"It helps in every aspect of dance," William Li, a longtime Shen Yun principal dancer and judge in this year's competition, told NTD. "Your movements become more beautiful because it’s longer, and it almost becomes easier to move. You feel more graceful, more agile, and you would have a grand air about you when you’re dancing. So the audience will really notice the difference, I think."
"I think it’s something that is essential to classical Chinese dance," he said.
What It TakesClassical Chinese dance has four main components: form, bearing, tumbling technique, and dance technique.
And while technique is paramount, experts and judges for the competition say that for classical Chinese dance, an understanding of traditional Chinese culture is essential.
“What is required of a dance performer is that your body can speak through your art to express inner feelings … so that’s a very high standard," said Zhang Minghui, an expert in classical Chinese dance and now an instructor at Shen Yun who is also one of the judges of the NTD competition, told the television station.
“To perform well in classical Chinese dance, one must love Chinese culture and strive to enhance their understanding of it.”
In classical Chinese dance, the dancer is often portraying a character, whether that be a famous historical figure, an unnamed idea around a figure from a certain period, or a certain cultural idea. The art form requires the artist to fully embody what they portray through every glance and gesture. Dance, after all, is a body language.
“We are not gymnasts or acrobats. Dancing is created to portray characters—that is, only when a dancer is both highly cultivated and skillful can they achieve a balance of strength and gentleness in their performances,” Ms. Zhang said.
Mr. Li said that in the competition, dancers will be judged on both a narrative-focused piece and technique-focused piece filled with difficult movements, adding that regardless of the piece, classical Chinese dance is an art in which inner feeling drives outer movement.
"Each movement has to have a lot of emotion behind it. That’s something that’s very crucial to classical Chinese dance—inner expression," he said. It's called "shen yun" in Chinese—not to be confused with the "Shen Yun" in the name of the performing arts company, which means "the beauty of divine beings dancing."
"Every single movement is carried by your emotions. And more than that, it’s almost a reflection of what kind of person you are. So what kind of morals you have in your daily life, how you think, your life experiences—this is all reflected in your 'shen yun' and through your dance movements."
Roy Chen, a principal dancer with Shen Yun and two-time Gold Award winner at the NTD International Classical Chinese Dance Competition, wanted expressed words of encouragement to the 2023 contestants.
"In hindsight, a lot of my growth in musicality, acting, dance form, and technique actually came rapidly during my participation in past competitions," he said.
He had some advice for viewers as well: don't worry about not knowing the specifics of classical Chinese dance. When it comes to technique, does the dancer seem dignified, and do the movements feel grand? Do they wobble when land after a jump or flip? It will be easy to tell whether someone is performing well.
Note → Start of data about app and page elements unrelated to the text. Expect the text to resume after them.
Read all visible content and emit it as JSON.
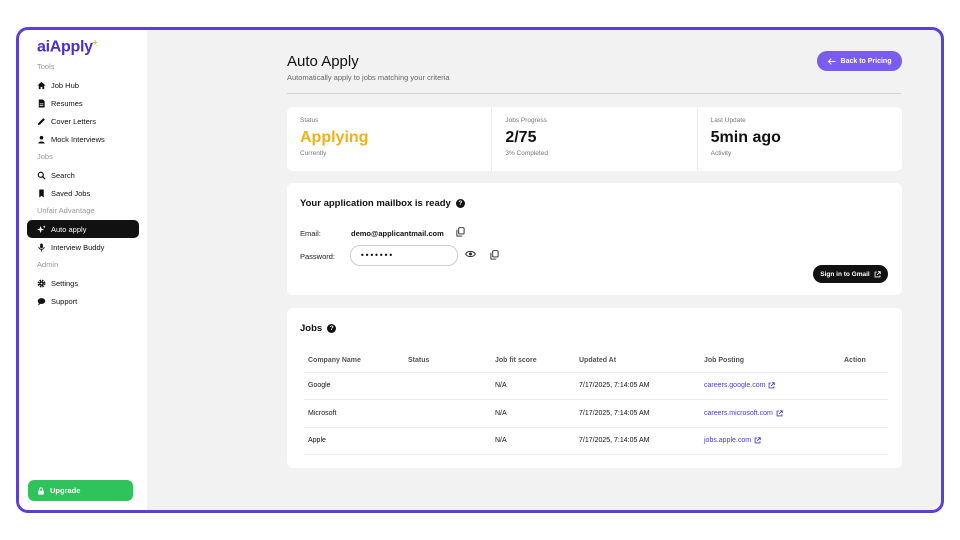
{
  "app": {
    "logo": "aiApply",
    "logo_mark": "+"
  },
  "sidebar": {
    "sections": [
      {
        "label": "Tools",
        "items": [
          {
            "label": "Job Hub",
            "icon": "home-icon"
          },
          {
            "label": "Resumes",
            "icon": "document-icon"
          },
          {
            "label": "Cover Letters",
            "icon": "pen-icon"
          },
          {
            "label": "Mock Interviews",
            "icon": "person-icon"
          }
        ]
      },
      {
        "label": "Jobs",
        "items": [
          {
            "label": "Search",
            "icon": "search-icon"
          },
          {
            "label": "Saved Jobs",
            "icon": "bookmark-icon"
          }
        ]
      },
      {
        "label": "Unfair Advantage",
        "items": [
          {
            "label": "Auto apply",
            "icon": "sparkle-icon",
            "active": true
          },
          {
            "label": "Interview Buddy",
            "icon": "microphone-icon"
          }
        ]
      },
      {
        "label": "Admin",
        "items": [
          {
            "label": "Settings",
            "icon": "gear-icon"
          },
          {
            "label": "Support",
            "icon": "chat-icon"
          }
        ]
      }
    ],
    "upgrade_label": "Upgrade"
  },
  "header": {
    "title": "Auto Apply",
    "subtitle": "Automatically apply to jobs matching your criteria",
    "back_label": "Back to Pricing"
  },
  "stats": {
    "status": {
      "label": "Status",
      "value": "Applying",
      "sub": "Currently"
    },
    "progress": {
      "label": "Jobs Progress",
      "value": "2/75",
      "sub": "3% Completed"
    },
    "update": {
      "label": "Last Update",
      "value": "5min ago",
      "sub": "Activity"
    }
  },
  "mailbox": {
    "title": "Your application mailbox is ready",
    "email_label": "Email:",
    "email_value": "demo@applicantmail.com",
    "password_label": "Password:",
    "password_value": "•••••••",
    "gmail_label": "Sign in to Gmail"
  },
  "jobs": {
    "title": "Jobs",
    "columns": [
      "Company Name",
      "Status",
      "Job fit score",
      "Updated At",
      "Job Posting",
      "Action"
    ],
    "rows": [
      {
        "company": "Google",
        "status": "",
        "score": "N/A",
        "updated": "7/17/2025, 7:14:05 AM",
        "posting": "careers.google.com",
        "action": ""
      },
      {
        "company": "Microsoft",
        "status": "",
        "score": "N/A",
        "updated": "7/17/2025, 7:14:05 AM",
        "posting": "careers.microsoft.com",
        "action": ""
      },
      {
        "company": "Apple",
        "status": "",
        "score": "N/A",
        "updated": "7/17/2025, 7:14:05 AM",
        "posting": "jobs.apple.com",
        "action": ""
      }
    ]
  },
  "colors": {
    "frame": "#5b3fd6",
    "accent": "#7b5cf0",
    "status_yellow": "#f2b019",
    "upgrade_green": "#2fc35c",
    "link": "#4b3bd8"
  }
}
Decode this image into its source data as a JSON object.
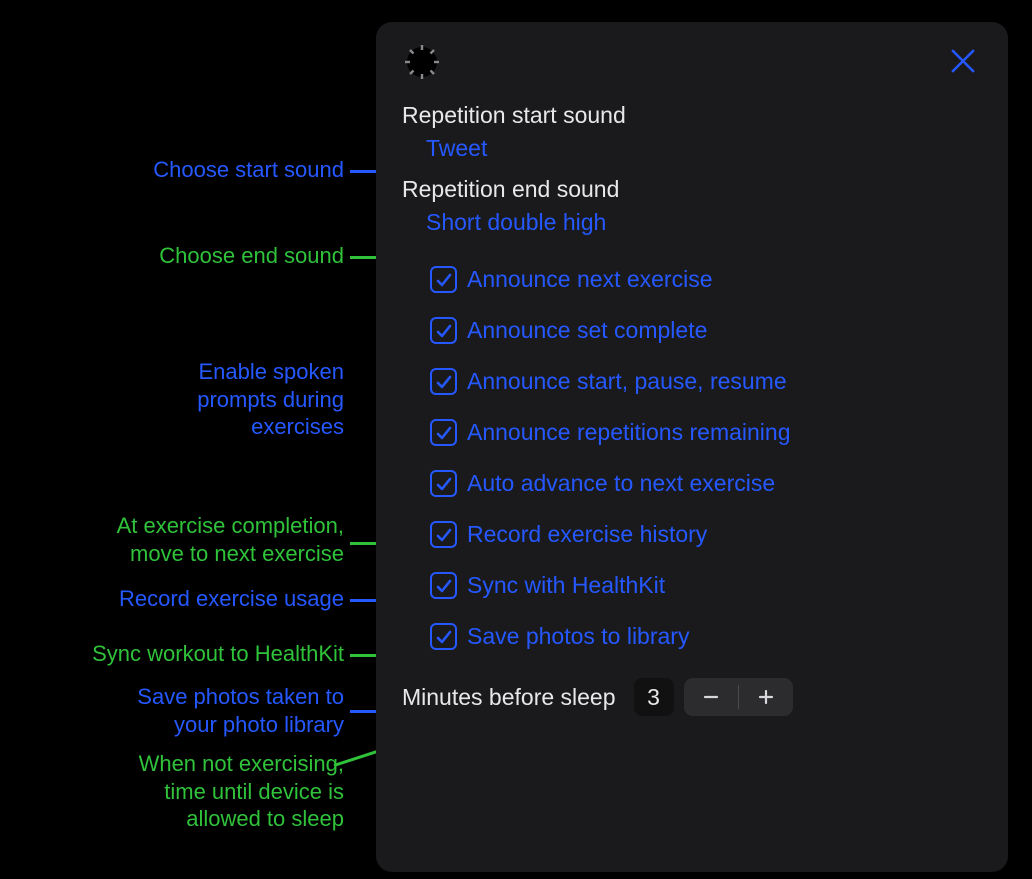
{
  "annotations": {
    "start_sound": "Choose start sound",
    "end_sound": "Choose end sound",
    "spoken_prompts": "Enable spoken\nprompts during\nexercises",
    "auto_advance": "At exercise completion,\nmove to next exercise",
    "record_history": "Record exercise usage",
    "sync_healthkit": "Sync workout to HealthKit",
    "save_photos": "Save photos taken to\nyour photo library",
    "sleep": "When not exercising,\ntime until device is\nallowed to sleep"
  },
  "panel": {
    "start_sound_label": "Repetition start sound",
    "start_sound_value": "Tweet",
    "end_sound_label": "Repetition end sound",
    "end_sound_value": "Short double high",
    "checks": {
      "announce_next": "Announce next exercise",
      "announce_set": "Announce set complete",
      "announce_spr": "Announce start, pause, resume",
      "announce_reps": "Announce repetitions remaining",
      "auto_advance": "Auto advance to next exercise",
      "record_history": "Record exercise history",
      "sync_healthkit": "Sync with HealthKit",
      "save_photos": "Save photos to library"
    },
    "sleep_label": "Minutes before sleep",
    "sleep_value": "3"
  }
}
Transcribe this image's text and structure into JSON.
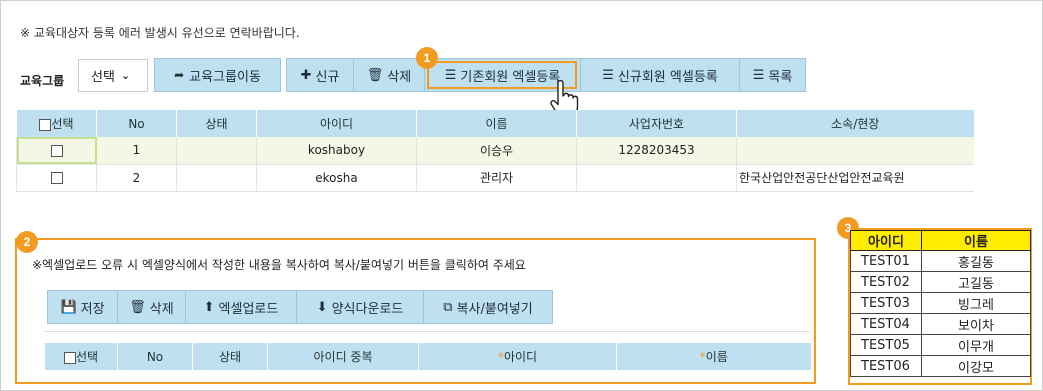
{
  "notice": "※ 교육대상자 등록 에러 발생시 유선으로 연락바랍니다.",
  "group_label": "교육그룹",
  "select_value": "선택",
  "move_button": "교육그룹이동",
  "toolbar": {
    "new": "신규",
    "delete": "삭제",
    "existing_excel": "기존회원 엑셀등록",
    "new_excel": "신규회원 엑셀등록",
    "list": "목록"
  },
  "badges": {
    "one": "1",
    "two": "2",
    "three": "3"
  },
  "grid1": {
    "headers": [
      "선택",
      "No",
      "상태",
      "아이디",
      "이름",
      "사업자번호",
      "소속/현장"
    ],
    "rows": [
      {
        "no": "1",
        "status": "",
        "id": "koshaboy",
        "name": "이승우",
        "biz": "1228203453",
        "org": ""
      },
      {
        "no": "2",
        "status": "",
        "id": "ekosha",
        "name": "관리자",
        "biz": "",
        "org": "한국산업안전공단산업안전교육원"
      }
    ]
  },
  "panel2": {
    "notice": "※엑셀업로드 오류 시 엑셀양식에서 작성한 내용을 복사하여 복사/붙여넣기 버튼을 클릭하여 주세요",
    "buttons": {
      "save": "저장",
      "delete": "삭제",
      "upload": "엑셀업로드",
      "download": "양식다운로드",
      "paste": "복사/붙여넣기"
    },
    "headers": {
      "select": "선택",
      "no": "No",
      "status": "상태",
      "dup": "아이디 중복",
      "id": "아이디",
      "name": "이름"
    },
    "required_mark": "*"
  },
  "sample": {
    "headers": [
      "아이디",
      "이름"
    ],
    "rows": [
      {
        "id": "TEST01",
        "name": "홍길동"
      },
      {
        "id": "TEST02",
        "name": "고길동"
      },
      {
        "id": "TEST03",
        "name": "빙그레"
      },
      {
        "id": "TEST04",
        "name": "보이차"
      },
      {
        "id": "TEST05",
        "name": "이무개"
      },
      {
        "id": "TEST06",
        "name": "이강모"
      }
    ]
  },
  "colors": {
    "accent_orange": "#f29b20",
    "button_blue": "#bfe0f0",
    "header_yellow": "#ffec00"
  }
}
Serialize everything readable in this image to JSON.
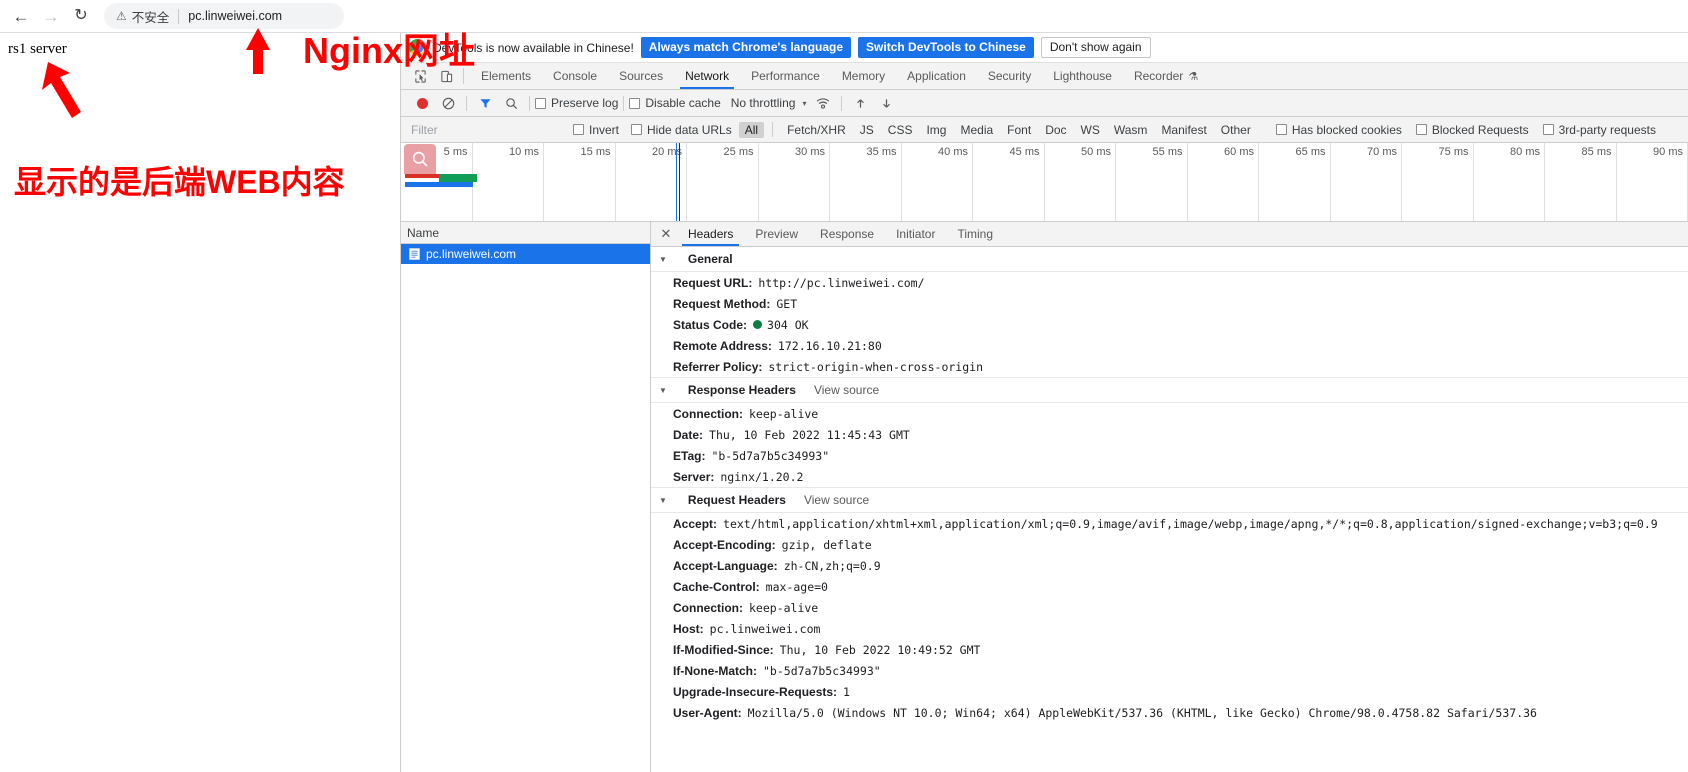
{
  "browser": {
    "back_icon": "back-arrow-icon",
    "forward_icon": "forward-arrow-icon",
    "reload_icon": "reload-icon",
    "security_icon": "not-secure-warning-icon",
    "security_label": "不安全",
    "url": "pc.linweiwei.com"
  },
  "page": {
    "body_text": "rs1 server"
  },
  "annotations": {
    "nginx_label": "Nginx网址",
    "backend_label": "显示的是后端WEB内容",
    "color": "#ff0000"
  },
  "devtools": {
    "notification": {
      "text": "DevTools is now available in Chinese!",
      "primary_button": "Always match Chrome's language",
      "secondary_button": "Switch DevTools to Chinese",
      "dismiss_button": "Don't show again",
      "accent_color": "#1a73e8"
    },
    "tools": {
      "inspect_icon": "inspect-element-icon",
      "device_icon": "toggle-device-toolbar-icon",
      "tabs": [
        {
          "label": "Elements",
          "active": false
        },
        {
          "label": "Console",
          "active": false
        },
        {
          "label": "Sources",
          "active": false
        },
        {
          "label": "Network",
          "active": true
        },
        {
          "label": "Performance",
          "active": false
        },
        {
          "label": "Memory",
          "active": false
        },
        {
          "label": "Application",
          "active": false
        },
        {
          "label": "Security",
          "active": false
        },
        {
          "label": "Lighthouse",
          "active": false
        },
        {
          "label": "Recorder",
          "active": false
        }
      ],
      "recorder_badge": "⚗"
    },
    "network_toolbar": {
      "record_icon": "record-button-icon",
      "clear_icon": "clear-network-log-icon",
      "filter_icon": "filter-funnel-icon",
      "search_icon": "search-icon",
      "preserve_log_label": "Preserve log",
      "preserve_log_checked": false,
      "disable_cache_label": "Disable cache",
      "disable_cache_checked": false,
      "throttling_value": "No throttling",
      "throttling_caret": "▾",
      "wifi_icon": "network-conditions-icon",
      "import_icon": "import-har-icon",
      "export_icon": "export-har-icon"
    },
    "filter_bar": {
      "filter_placeholder": "Filter",
      "filter_value": "",
      "invert_label": "Invert",
      "invert_checked": false,
      "hide_data_urls_label": "Hide data URLs",
      "hide_data_urls_checked": false,
      "types": [
        "All",
        "Fetch/XHR",
        "JS",
        "CSS",
        "Img",
        "Media",
        "Font",
        "Doc",
        "WS",
        "Wasm",
        "Manifest",
        "Other"
      ],
      "active_type": "All",
      "has_blocked_cookies_label": "Has blocked cookies",
      "blocked_requests_label": "Blocked Requests",
      "third_party_label": "3rd-party requests"
    },
    "overview": {
      "zoom_icon": "overview-search-icon",
      "ticks": [
        "5 ms",
        "10 ms",
        "15 ms",
        "20 ms",
        "25 ms",
        "30 ms",
        "35 ms",
        "40 ms",
        "45 ms",
        "50 ms",
        "55 ms",
        "60 ms",
        "65 ms",
        "70 ms",
        "75 ms",
        "80 ms",
        "85 ms",
        "90 ms"
      ]
    },
    "request_list": {
      "column_header": "Name",
      "rows": [
        {
          "name": "pc.linweiwei.com",
          "selected": true,
          "icon": "document-icon"
        }
      ]
    },
    "detail_tabs": {
      "close_icon": "close-icon",
      "tabs": [
        {
          "label": "Headers",
          "active": true
        },
        {
          "label": "Preview",
          "active": false
        },
        {
          "label": "Response",
          "active": false
        },
        {
          "label": "Initiator",
          "active": false
        },
        {
          "label": "Timing",
          "active": false
        }
      ]
    },
    "sections": [
      {
        "title": "General",
        "view_source": "",
        "rows": [
          {
            "name": "Request URL:",
            "value": "http://pc.linweiwei.com/"
          },
          {
            "name": "Request Method:",
            "value": "GET"
          },
          {
            "name": "Status Code:",
            "value": "304 OK",
            "status_dot": "#0c8043"
          },
          {
            "name": "Remote Address:",
            "value": "172.16.10.21:80"
          },
          {
            "name": "Referrer Policy:",
            "value": "strict-origin-when-cross-origin"
          }
        ]
      },
      {
        "title": "Response Headers",
        "view_source": "View source",
        "rows": [
          {
            "name": "Connection:",
            "value": "keep-alive"
          },
          {
            "name": "Date:",
            "value": "Thu, 10 Feb 2022 11:45:43 GMT"
          },
          {
            "name": "ETag:",
            "value": "\"b-5d7a7b5c34993\""
          },
          {
            "name": "Server:",
            "value": "nginx/1.20.2"
          }
        ]
      },
      {
        "title": "Request Headers",
        "view_source": "View source",
        "rows": [
          {
            "name": "Accept:",
            "value": "text/html,application/xhtml+xml,application/xml;q=0.9,image/avif,image/webp,image/apng,*/*;q=0.8,application/signed-exchange;v=b3;q=0.9"
          },
          {
            "name": "Accept-Encoding:",
            "value": "gzip, deflate"
          },
          {
            "name": "Accept-Language:",
            "value": "zh-CN,zh;q=0.9"
          },
          {
            "name": "Cache-Control:",
            "value": "max-age=0"
          },
          {
            "name": "Connection:",
            "value": "keep-alive"
          },
          {
            "name": "Host:",
            "value": "pc.linweiwei.com"
          },
          {
            "name": "If-Modified-Since:",
            "value": "Thu, 10 Feb 2022 10:49:52 GMT"
          },
          {
            "name": "If-None-Match:",
            "value": "\"b-5d7a7b5c34993\""
          },
          {
            "name": "Upgrade-Insecure-Requests:",
            "value": "1"
          },
          {
            "name": "User-Agent:",
            "value": "Mozilla/5.0 (Windows NT 10.0; Win64; x64) AppleWebKit/537.36 (KHTML, like Gecko) Chrome/98.0.4758.82 Safari/537.36"
          }
        ]
      }
    ]
  }
}
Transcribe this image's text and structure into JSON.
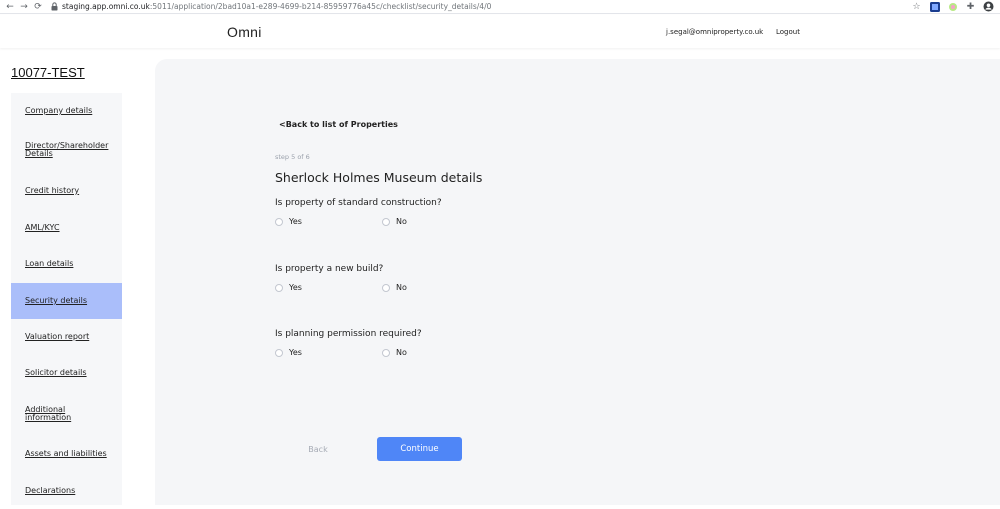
{
  "browser": {
    "url_host": "staging.app.omni.co.uk",
    "url_path": ":5011/application/2bad10a1-e289-4699-b214-85959776a45c/checklist/security_details/4/0"
  },
  "header": {
    "brand": "Omni",
    "user_email": "j.segal@omniproperty.co.uk",
    "logout": "Logout"
  },
  "application_id": "10077-TEST",
  "sidebar": {
    "items": [
      {
        "label": "Company details"
      },
      {
        "label": "Director/Shareholder Details"
      },
      {
        "label": "Credit history"
      },
      {
        "label": "AML/KYC"
      },
      {
        "label": "Loan details"
      },
      {
        "label": "Security details",
        "active": true
      },
      {
        "label": "Valuation report"
      },
      {
        "label": "Solicitor details"
      },
      {
        "label": "Additional information"
      },
      {
        "label": "Assets and liabilities"
      },
      {
        "label": "Declarations"
      }
    ]
  },
  "main": {
    "back_link": "<Back to list of Properties",
    "step": "step 5 of 6",
    "title": "Sherlock Holmes Museum details",
    "questions": [
      {
        "label": "Is property of standard construction?",
        "options": [
          "Yes",
          "No"
        ]
      },
      {
        "label": "Is property a new build?",
        "options": [
          "Yes",
          "No"
        ]
      },
      {
        "label": "Is planning permission required?",
        "options": [
          "Yes",
          "No"
        ]
      }
    ],
    "back_button": "Back",
    "continue_button": "Continue"
  },
  "colors": {
    "accent": "#4f86f7",
    "active_nav": "#aabefa",
    "panel_bg": "#f5f6f8"
  }
}
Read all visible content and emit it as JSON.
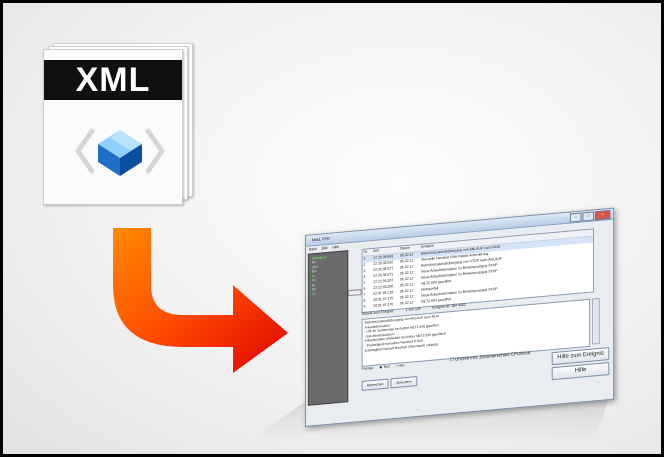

When it comes to bearing, or whether the dancer is able to fully embody the character, and let their inner feelings drive their body into movement, it's even easier to tell, he shared.
"To put it plainly, if the performance kind of puts you to sleep, they haven't got it," he said. "On the other hand, if they're really leading their movements with their inner feeling, you'll be pulled into the performance. You'll enter the artist's inner world."